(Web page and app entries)
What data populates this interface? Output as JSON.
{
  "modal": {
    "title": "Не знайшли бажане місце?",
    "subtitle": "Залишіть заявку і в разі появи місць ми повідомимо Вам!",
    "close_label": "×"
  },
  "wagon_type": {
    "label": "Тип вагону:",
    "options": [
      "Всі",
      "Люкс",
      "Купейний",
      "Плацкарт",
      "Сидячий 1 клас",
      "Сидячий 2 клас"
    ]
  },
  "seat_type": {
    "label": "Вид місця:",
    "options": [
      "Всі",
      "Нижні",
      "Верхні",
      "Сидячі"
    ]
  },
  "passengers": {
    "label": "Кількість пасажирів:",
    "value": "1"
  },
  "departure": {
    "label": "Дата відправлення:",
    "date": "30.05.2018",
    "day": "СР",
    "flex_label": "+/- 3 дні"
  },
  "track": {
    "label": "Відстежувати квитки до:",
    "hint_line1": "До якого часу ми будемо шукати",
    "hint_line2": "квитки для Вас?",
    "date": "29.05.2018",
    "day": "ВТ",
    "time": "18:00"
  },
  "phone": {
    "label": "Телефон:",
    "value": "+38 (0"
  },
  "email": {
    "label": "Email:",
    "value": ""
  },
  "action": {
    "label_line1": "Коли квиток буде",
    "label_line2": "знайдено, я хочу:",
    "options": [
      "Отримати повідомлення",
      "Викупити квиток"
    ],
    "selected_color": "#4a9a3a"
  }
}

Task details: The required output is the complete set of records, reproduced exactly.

Answer for this exercise:
What data populates this interface? Output as JSON.
{
  "modal": {
    "title": "Не знайшли бажане місце?",
    "subtitle": "Залишіть заявку і в разі появи місць ми повідомимо Вам!",
    "close_label": "×"
  },
  "wagon_type": {
    "label": "Тип вагону:",
    "options": [
      "Всі",
      "Люкс",
      "Купейний",
      "Плацкарт",
      "Сидячий 1 клас",
      "Сидячий 2 клас"
    ]
  },
  "seat_type": {
    "label": "Вид місця:",
    "options": [
      "Всі",
      "Нижні",
      "Верхні",
      "Сидячі"
    ]
  },
  "passengers": {
    "label": "Кількість пасажирів:",
    "value": "1"
  },
  "departure": {
    "label": "Дата відправлення:",
    "date": "30.05.2018",
    "day": "СР",
    "flex_label": "+/- 3 дні"
  },
  "track": {
    "label": "Відстежувати квитки до:",
    "hint_line1": "До якого часу ми будемо шукати",
    "hint_line2": "квитки для Вас?",
    "date": "29.05.2018",
    "day": "ВТ",
    "time": "18:00"
  },
  "phone": {
    "label": "Телефон:",
    "value": "+38 (0"
  },
  "email": {
    "label": "Email:",
    "value": ""
  },
  "action": {
    "label_line1": "Коли квиток буде",
    "label_line2": "знайдено, я хочу:",
    "options": [
      "Отримати повідомлення",
      "Викупити квиток"
    ],
    "selected_color": "#4a9a3a"
  }
}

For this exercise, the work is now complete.